He was the first in the country to start Schools for Shudra-Ati Shudra girls and to assert that women should have not been equal but even more rights than man. He was the FIRST SOCIAL ACTIVIST to show a deep concern for the condition of Indian agriculture production and the plight of the peasants; and his trusted lieutenant in the Satyashodhak Samaj, Narayan Meghaji Lokhande has been universally hailed as the father of the Indian Labour Movement.

 

His follower Tarabai Shinde, author of “Stree-Purusha Tulana (1822), is the first major feminist woman writer of India. Chhatrapati Shahu Maharaj drew inspiration from him in his noble work of the upliftment of the downtrodden. Like Mahatma Gandhi, Phule called his followers in the Satyashodhak Samaj to the contemplation of God as Truth. And, like Mahatma Gandhi, he was the friend of the poorest, the loneliest and the lost. He anticipated Dr. Babasaheb Ambedkar in his efforts to annihilate caste. In fact, he foreshadowed all the provisions made in the Indian Constitution to secure social justice to all his countrymen. His was Universal Humanism. He was a Mahatma in every sense of the term and deserves to be so venerated.

 

 

Footnotes:

 

1.   Shudras        :        Present day Other Backward Class (OBC) community.

 

2.   Ati-Shudras  :        Present day Scheduled Castes and Scheduled Tribe (SC/ST) communities.

 

3.   Mali                 :        Community falling under Shudra Varna i.e. Other Backward Class community.

 

*    The Indian History Congress was established in 1935, and from its inception has remained the largest academic and professional body of Indian historians, it has now over 9000 members. As defined by its constitution its primary object is the promotion and encouragement of the scientific study of Indian history.
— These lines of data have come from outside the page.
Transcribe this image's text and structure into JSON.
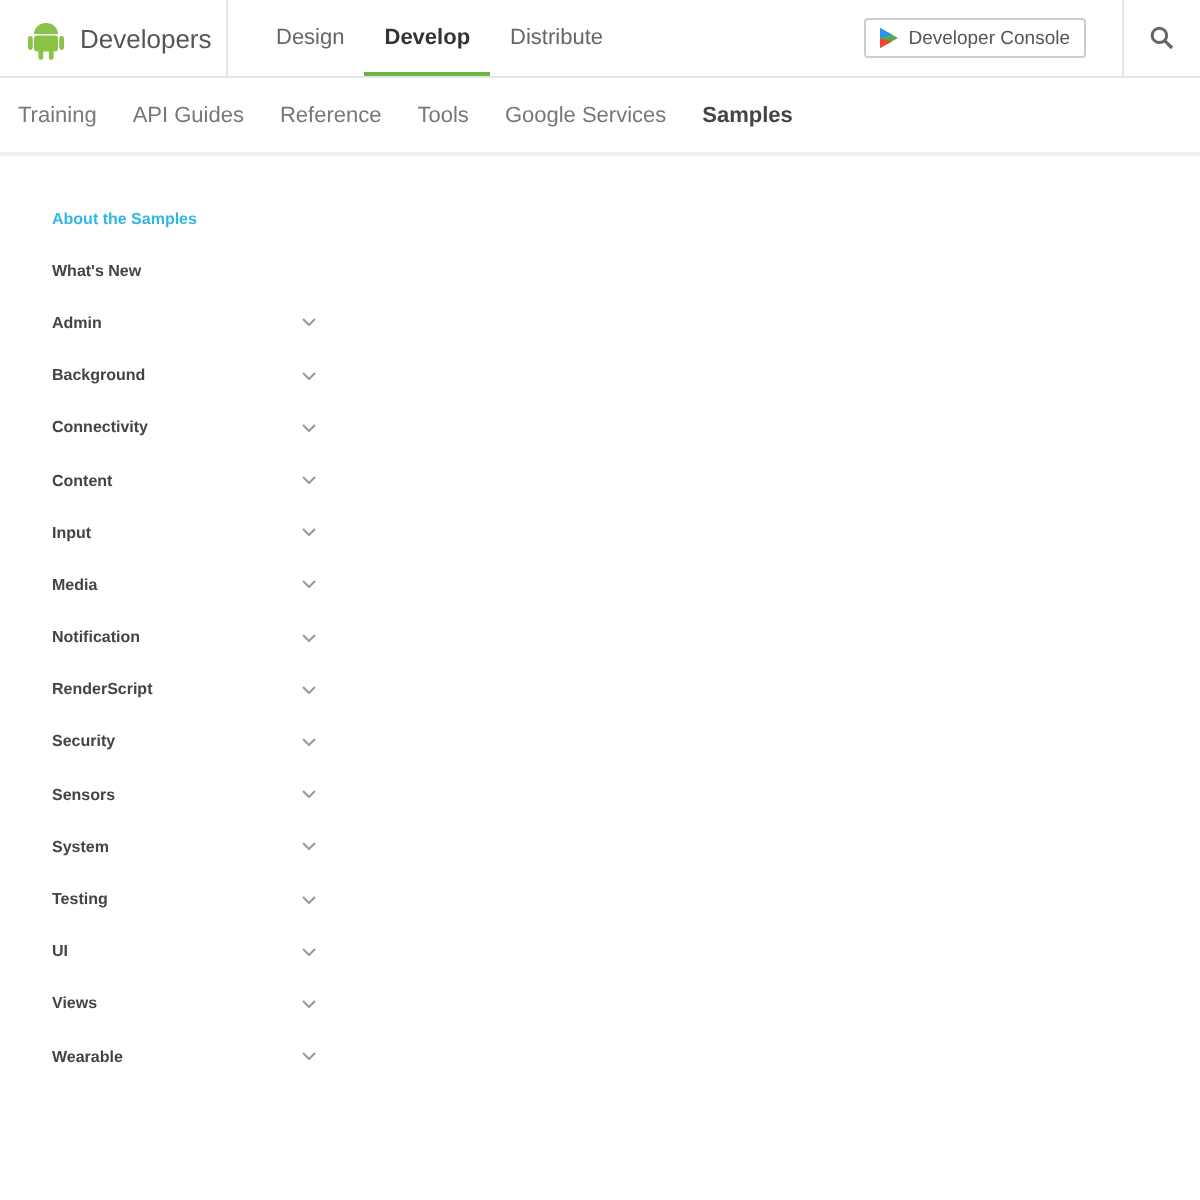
{
  "brand": {
    "name": "Developers"
  },
  "top_tabs": [
    {
      "label": "Design",
      "selected": false
    },
    {
      "label": "Develop",
      "selected": true
    },
    {
      "label": "Distribute",
      "selected": false
    }
  ],
  "console_button": {
    "label": "Developer Console"
  },
  "sub_tabs": [
    {
      "label": "Training",
      "selected": false
    },
    {
      "label": "API Guides",
      "selected": false
    },
    {
      "label": "Reference",
      "selected": false
    },
    {
      "label": "Tools",
      "selected": false
    },
    {
      "label": "Google Services",
      "selected": false
    },
    {
      "label": "Samples",
      "selected": true
    }
  ],
  "sidebar": {
    "items": [
      {
        "label": "About the Samples",
        "selected": true,
        "expandable": false
      },
      {
        "label": "What's New",
        "selected": false,
        "expandable": false
      },
      {
        "label": "Admin",
        "selected": false,
        "expandable": true
      },
      {
        "label": "Background",
        "selected": false,
        "expandable": true
      },
      {
        "label": "Connectivity",
        "selected": false,
        "expandable": true
      },
      {
        "label": "Content",
        "selected": false,
        "expandable": true
      },
      {
        "label": "Input",
        "selected": false,
        "expandable": true
      },
      {
        "label": "Media",
        "selected": false,
        "expandable": true
      },
      {
        "label": "Notification",
        "selected": false,
        "expandable": true
      },
      {
        "label": "RenderScript",
        "selected": false,
        "expandable": true
      },
      {
        "label": "Security",
        "selected": false,
        "expandable": true
      },
      {
        "label": "Sensors",
        "selected": false,
        "expandable": true
      },
      {
        "label": "System",
        "selected": false,
        "expandable": true
      },
      {
        "label": "Testing",
        "selected": false,
        "expandable": true
      },
      {
        "label": "UI",
        "selected": false,
        "expandable": true
      },
      {
        "label": "Views",
        "selected": false,
        "expandable": true
      },
      {
        "label": "Wearable",
        "selected": false,
        "expandable": true
      }
    ]
  }
}
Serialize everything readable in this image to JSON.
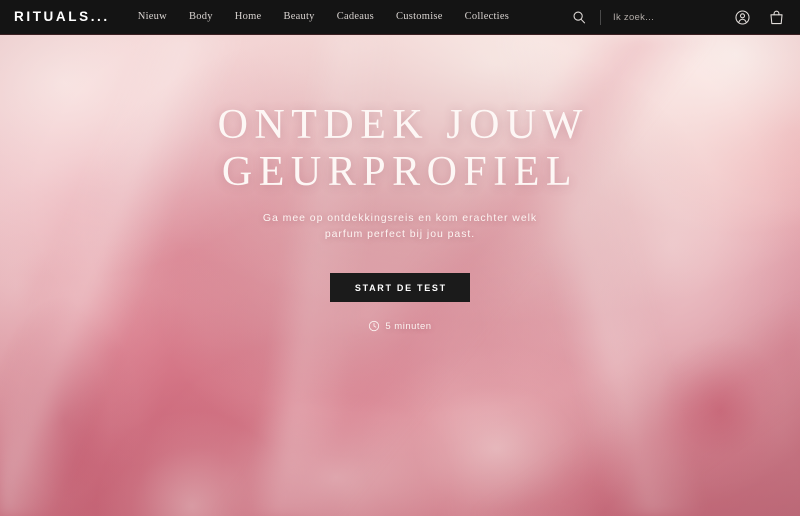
{
  "header": {
    "logo": "RITUALS...",
    "nav": [
      {
        "label": "Nieuw"
      },
      {
        "label": "Body"
      },
      {
        "label": "Home"
      },
      {
        "label": "Beauty"
      },
      {
        "label": "Cadeaus"
      },
      {
        "label": "Customise"
      },
      {
        "label": "Collecties"
      }
    ],
    "search": {
      "icon": "search-icon",
      "placeholder": "Ik zoek...",
      "value": ""
    },
    "account_icon": "account-icon",
    "bag_icon": "shopping-bag-icon",
    "background_color": "#141414"
  },
  "hero": {
    "title_line1": "ONTDEK JOUW",
    "title_line2": "GEURPROFIEL",
    "subtitle": "Ga mee op ontdekkingsreis en kom erachter welk parfum perfect bij jou past.",
    "cta_label": "START DE TEST",
    "duration_icon": "clock-icon",
    "duration_label": "5 minuten",
    "background_image_description": "close-up blurred pink peony flower",
    "accent_color": "#1b1b1b",
    "text_color": "#fdf7f5"
  }
}
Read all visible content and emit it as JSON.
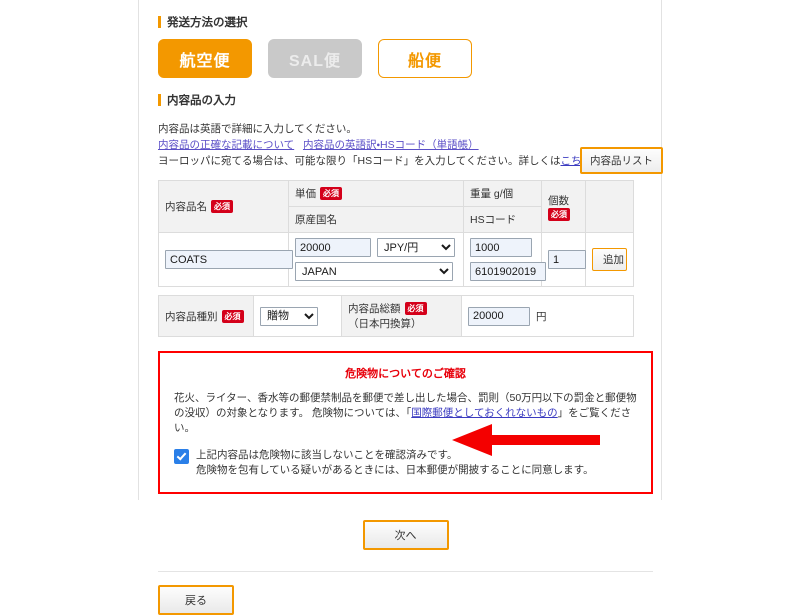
{
  "shipping_section": {
    "heading": "発送方法の選択",
    "options": [
      {
        "label": "航空便",
        "state": "selected"
      },
      {
        "label": "SAL便",
        "state": "disabled"
      },
      {
        "label": "船便",
        "state": "outline"
      }
    ]
  },
  "contents_section": {
    "heading": "内容品の入力",
    "line1": "内容品は英語で詳細に入力してください。",
    "link_accurate": "内容品の正確な記載について",
    "link_english_hs": "内容品の英語訳・HSコード（単語帳）",
    "line3_before": "ヨーロッパに宛てる場合は、可能な限り「HSコード」を入力してください。詳しくは",
    "link_kochira": "こちら",
    "line3_after": "。",
    "list_button": "内容品リスト"
  },
  "item_table": {
    "headers": {
      "name": "内容品名",
      "unit_price": "単価",
      "origin_country": "原産国名",
      "weight": "重量 g/個",
      "hs_code": "HSコード",
      "quantity": "個数"
    },
    "required_badge": "必須",
    "values": {
      "name": "COATS",
      "unit_price": "20000",
      "currency": "JPY/円",
      "weight": "1000",
      "origin_country": "JAPAN",
      "hs_code": "6101902019",
      "quantity": "1"
    },
    "currency_options": [
      "JPY/円"
    ],
    "origin_options": [
      "JAPAN"
    ],
    "add_button": "追加"
  },
  "summary_table": {
    "kind_label": "内容品種別",
    "kind_value": "贈物",
    "kind_options": [
      "贈物"
    ],
    "total_label_line1": "内容品総額",
    "total_label_line2": "（日本円換算）",
    "total_value": "20000",
    "total_unit": "円",
    "required_badge": "必須"
  },
  "danger_box": {
    "title": "危険物についてのご確認",
    "body_before": "花火、ライター、香水等の郵便禁制品を郵便で差し出した場合、罰則（50万円以下の罰金と郵便物の没収）の対象となります。 危険物については、「",
    "body_link": "国際郵便としておくれないもの",
    "body_after": "」をご覧ください。",
    "agree_line1": "上記内容品は危険物に該当しないことを確認済みです。",
    "agree_line2": "危険物を包有している疑いがあるときには、日本郵便が開披することに同意します。",
    "checkbox_checked": true,
    "border_color": "#ff0000",
    "title_color": "#e8000b"
  },
  "footer": {
    "next_button": "次へ",
    "back_button": "戻る"
  },
  "annotation": {
    "arrow_color": "#f40000",
    "arrow_direction": "left"
  },
  "theme": {
    "accent": "#f39800",
    "required_badge_bg": "#d4001a",
    "link_color": "#5b4fc7",
    "input_bg": "#eef3fb"
  }
}
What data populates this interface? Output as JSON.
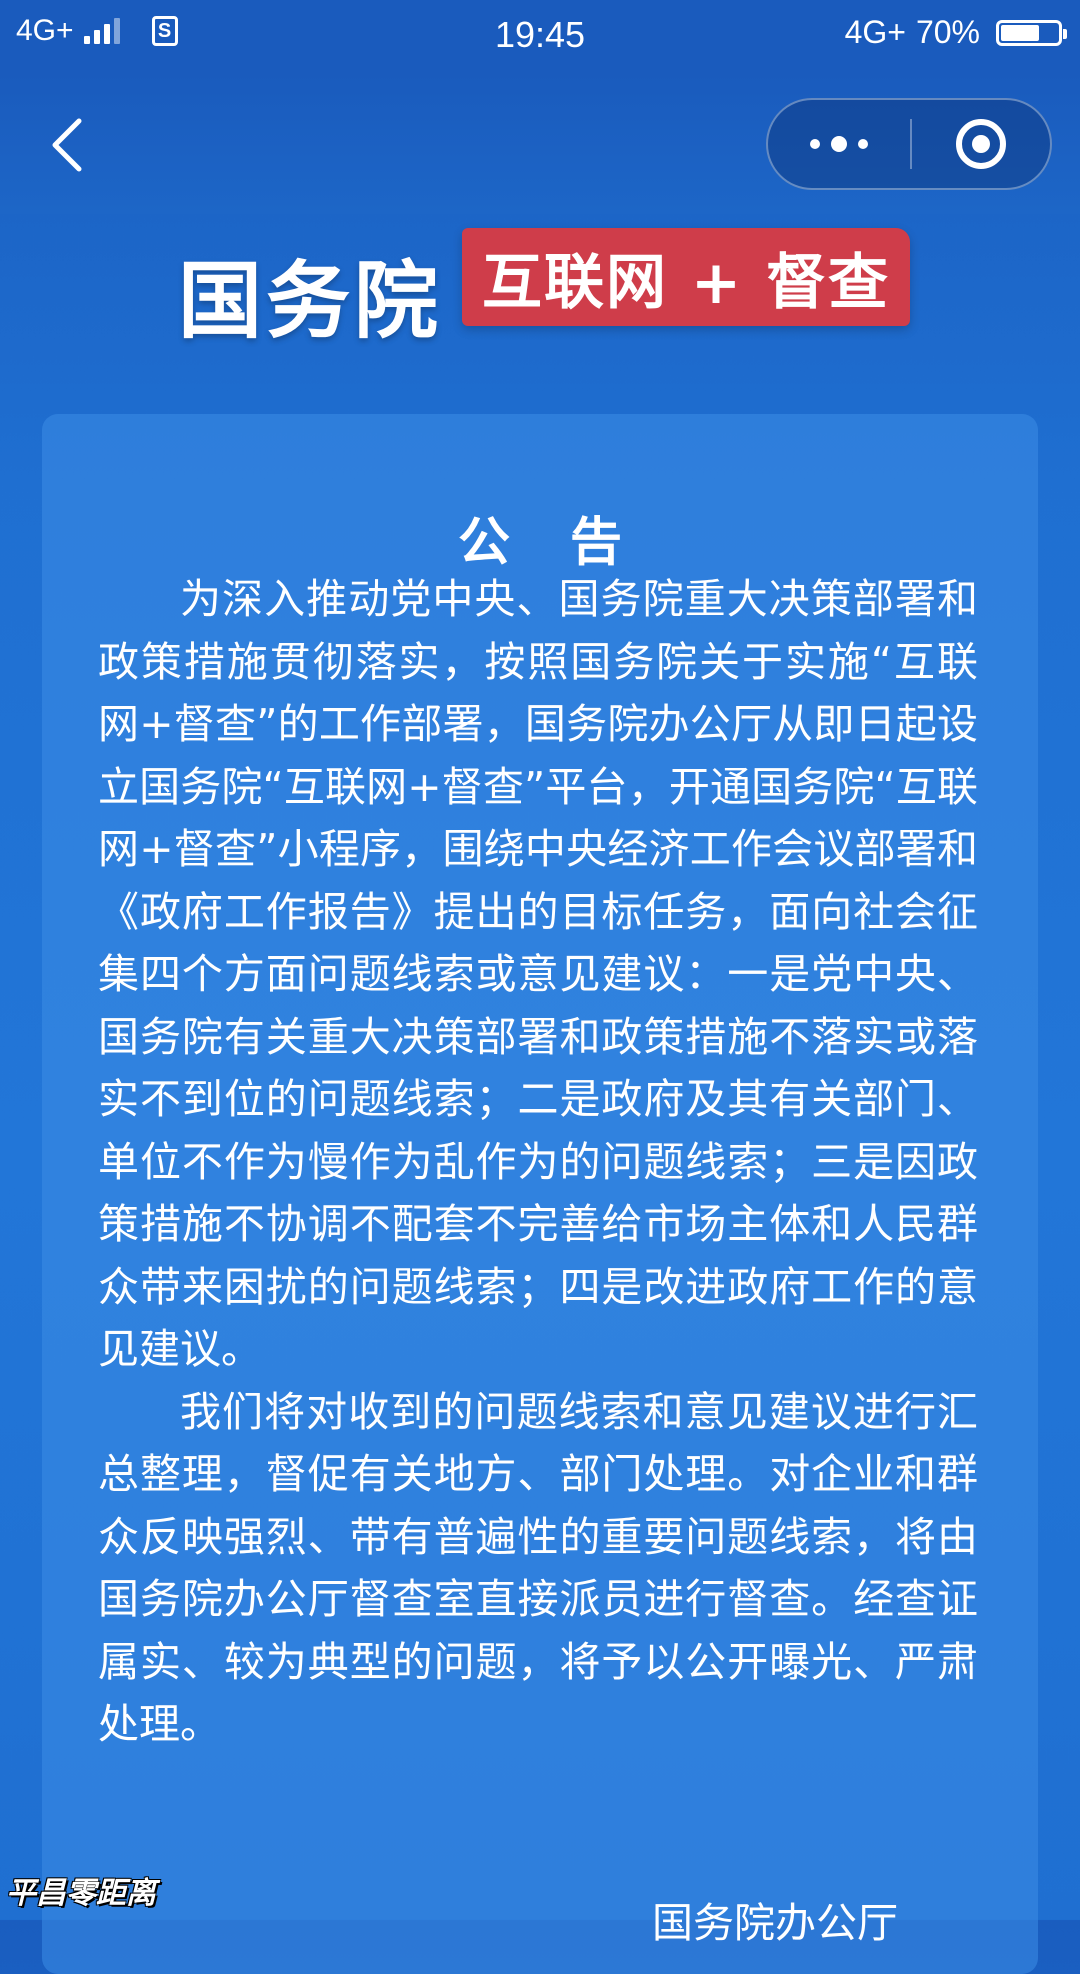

It holds annual sessions and publishes their proceedings mainly comprising research papers. It issues various publications, including monographs and collections of papers. It has sponsored the publication of a Comprehensive History of India, many volumes of which have been published. The Indian History Congress stands for collaboration with historians throughout the world, and promotes the study in India of the history of other countries.

 

(Courtesy: Maheshwari Samaj)